When a great marinara is this simple to make, why would you ever bother with the jarred stuff again?
I have an aversion to such things, as many of you know by now. Sometimes, short cuts make sense. But for me, if I’m going to the trouble to make a delicious pizza from scratch, then you better believe I’m making my own marinara.
I keep canned San Marzano tomatoes on hand at all times. You should never buy crushed or diced canned tomatoes, because those have added preservatives to help them keep their shape. And those added preservatives change the way the tomatoes taste and cook. Instead, you want to buy the whole tomatoes, and then crush them with your hands.
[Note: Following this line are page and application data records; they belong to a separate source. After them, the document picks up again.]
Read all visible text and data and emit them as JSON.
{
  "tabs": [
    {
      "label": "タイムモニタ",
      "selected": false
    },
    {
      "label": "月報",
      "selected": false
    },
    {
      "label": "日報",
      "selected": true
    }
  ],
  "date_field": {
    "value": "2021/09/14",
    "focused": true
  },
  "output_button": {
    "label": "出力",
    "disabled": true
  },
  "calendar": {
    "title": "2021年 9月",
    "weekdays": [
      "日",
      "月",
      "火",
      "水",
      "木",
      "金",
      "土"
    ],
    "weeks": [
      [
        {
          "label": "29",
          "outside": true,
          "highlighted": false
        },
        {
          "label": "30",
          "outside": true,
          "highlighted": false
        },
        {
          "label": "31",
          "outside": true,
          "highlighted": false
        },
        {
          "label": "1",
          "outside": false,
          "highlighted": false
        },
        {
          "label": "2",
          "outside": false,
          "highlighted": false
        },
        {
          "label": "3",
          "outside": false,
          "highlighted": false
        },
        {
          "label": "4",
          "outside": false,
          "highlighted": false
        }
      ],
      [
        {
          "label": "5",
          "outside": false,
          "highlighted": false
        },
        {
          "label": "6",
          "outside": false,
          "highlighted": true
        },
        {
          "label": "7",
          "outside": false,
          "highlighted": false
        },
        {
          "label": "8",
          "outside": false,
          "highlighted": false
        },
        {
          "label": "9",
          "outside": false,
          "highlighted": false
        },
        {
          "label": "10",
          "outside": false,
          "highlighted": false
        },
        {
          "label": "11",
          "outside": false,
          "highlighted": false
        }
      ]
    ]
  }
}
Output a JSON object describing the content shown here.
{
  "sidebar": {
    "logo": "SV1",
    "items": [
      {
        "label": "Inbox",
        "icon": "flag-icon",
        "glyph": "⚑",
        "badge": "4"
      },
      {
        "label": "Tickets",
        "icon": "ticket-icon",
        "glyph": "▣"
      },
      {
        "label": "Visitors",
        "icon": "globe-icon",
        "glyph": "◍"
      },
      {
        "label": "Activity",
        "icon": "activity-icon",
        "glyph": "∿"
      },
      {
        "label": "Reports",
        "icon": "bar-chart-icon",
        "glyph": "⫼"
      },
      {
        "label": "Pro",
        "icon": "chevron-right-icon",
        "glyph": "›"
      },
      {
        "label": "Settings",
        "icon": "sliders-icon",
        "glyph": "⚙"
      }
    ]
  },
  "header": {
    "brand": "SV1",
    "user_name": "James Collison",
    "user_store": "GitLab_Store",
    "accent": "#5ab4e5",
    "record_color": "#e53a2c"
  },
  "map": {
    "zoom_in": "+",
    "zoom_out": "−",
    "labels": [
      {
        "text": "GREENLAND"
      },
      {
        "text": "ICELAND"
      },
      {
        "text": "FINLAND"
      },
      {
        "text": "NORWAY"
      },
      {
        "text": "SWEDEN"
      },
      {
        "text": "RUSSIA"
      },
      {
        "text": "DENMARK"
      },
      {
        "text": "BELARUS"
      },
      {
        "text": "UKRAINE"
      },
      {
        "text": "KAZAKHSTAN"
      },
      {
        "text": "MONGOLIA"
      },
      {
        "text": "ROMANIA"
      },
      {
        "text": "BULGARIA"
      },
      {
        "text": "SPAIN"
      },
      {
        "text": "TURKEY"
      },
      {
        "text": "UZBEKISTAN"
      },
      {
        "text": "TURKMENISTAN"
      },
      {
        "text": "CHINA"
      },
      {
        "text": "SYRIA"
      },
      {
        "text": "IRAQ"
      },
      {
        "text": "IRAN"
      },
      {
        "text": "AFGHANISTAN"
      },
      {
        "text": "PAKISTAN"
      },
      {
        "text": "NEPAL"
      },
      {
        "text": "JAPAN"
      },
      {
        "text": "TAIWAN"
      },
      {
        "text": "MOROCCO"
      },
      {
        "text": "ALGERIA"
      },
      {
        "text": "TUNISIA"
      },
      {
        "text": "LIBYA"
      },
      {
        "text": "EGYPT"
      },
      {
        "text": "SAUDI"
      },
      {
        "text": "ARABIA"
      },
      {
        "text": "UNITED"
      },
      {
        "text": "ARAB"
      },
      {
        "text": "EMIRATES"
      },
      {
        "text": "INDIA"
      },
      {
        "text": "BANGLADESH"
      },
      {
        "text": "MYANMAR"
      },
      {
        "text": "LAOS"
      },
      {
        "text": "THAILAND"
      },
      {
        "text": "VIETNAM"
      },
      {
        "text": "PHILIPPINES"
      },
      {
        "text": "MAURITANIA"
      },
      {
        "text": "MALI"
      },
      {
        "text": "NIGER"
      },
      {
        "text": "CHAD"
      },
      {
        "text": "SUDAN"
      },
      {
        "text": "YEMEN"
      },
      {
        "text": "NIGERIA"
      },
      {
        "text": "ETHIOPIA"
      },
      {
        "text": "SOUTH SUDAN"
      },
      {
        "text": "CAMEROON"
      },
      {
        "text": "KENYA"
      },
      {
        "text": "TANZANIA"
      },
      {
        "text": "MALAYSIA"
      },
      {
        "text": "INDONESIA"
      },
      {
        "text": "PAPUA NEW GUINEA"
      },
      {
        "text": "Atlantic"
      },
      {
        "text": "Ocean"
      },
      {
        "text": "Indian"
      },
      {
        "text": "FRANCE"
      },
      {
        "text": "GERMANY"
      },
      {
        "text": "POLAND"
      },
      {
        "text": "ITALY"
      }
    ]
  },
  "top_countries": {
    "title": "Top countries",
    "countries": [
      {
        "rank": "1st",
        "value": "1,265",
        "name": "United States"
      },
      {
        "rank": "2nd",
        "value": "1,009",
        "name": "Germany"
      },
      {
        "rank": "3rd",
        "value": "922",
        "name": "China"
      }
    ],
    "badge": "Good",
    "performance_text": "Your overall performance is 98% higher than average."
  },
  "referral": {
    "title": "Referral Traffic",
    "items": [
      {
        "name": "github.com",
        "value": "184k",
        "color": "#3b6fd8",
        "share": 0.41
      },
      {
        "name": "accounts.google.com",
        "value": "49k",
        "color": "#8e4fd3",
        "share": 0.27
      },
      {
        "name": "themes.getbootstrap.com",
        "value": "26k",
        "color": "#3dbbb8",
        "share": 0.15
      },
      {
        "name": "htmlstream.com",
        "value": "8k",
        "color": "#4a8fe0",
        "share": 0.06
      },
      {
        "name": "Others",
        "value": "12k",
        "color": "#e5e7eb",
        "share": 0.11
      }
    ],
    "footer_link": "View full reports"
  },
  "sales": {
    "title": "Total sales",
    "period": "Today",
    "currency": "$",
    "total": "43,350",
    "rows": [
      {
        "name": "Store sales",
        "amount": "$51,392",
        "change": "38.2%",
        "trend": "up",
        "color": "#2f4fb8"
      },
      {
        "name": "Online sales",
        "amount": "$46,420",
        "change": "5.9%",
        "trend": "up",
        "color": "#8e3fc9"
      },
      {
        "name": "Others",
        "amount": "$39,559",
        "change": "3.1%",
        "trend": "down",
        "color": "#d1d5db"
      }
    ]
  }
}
San Marzano tomatoes are a bit more expensive than the regular ones, but well worth it. They’re sweeter and have better flavor. I also like the Muir Glen Organic brand of peeled whole tomatoes, which are usually cheaper.
It’s important to taste the sauce as you go, adding more sugar or salt if necessary. You can never predict how naturally sweet your tomatoes will be – some will be more bitter, and will need more sugar. Keep adding little by little until the taste is right. You can also add a bit of crushed red pepper if you like a kick to your sauce.
Classic Marinara Sauce
Adapted from Food & Wine
- 1/4 cup extra-virgin olive oil
- 3 garlic cloves, peeled and lightly smashed
- 1 tablespoon tomato paste
- One 28-ounce can whole peeled Italian tomatoes with their juices, crushed by hand
- Generous pinch of sugar
- Fresh basil leaves
- Kosher salt and freshly ground pepper
In a large saucepan, heat the oil. Add the garlic and cook over moderate heat, stirring occasionally, until golden, about 5 minutes. Add the tomato paste and cook, stirring, for 1 minute. Add the canned tomatoes with their juices. Stir in the sugar and basil, season with salt and pepper and bring to a boil. Simmer the sauce over low heat, stirring occasionally, until it thickens and is reduced to about 2 1/2 cups, about 30 minutes. Season again with salt and pepper. Discard the basil sprigs and garlic.
Makes about 2 1/2 cups.
The sauce can be refrigerated for up to 3 days.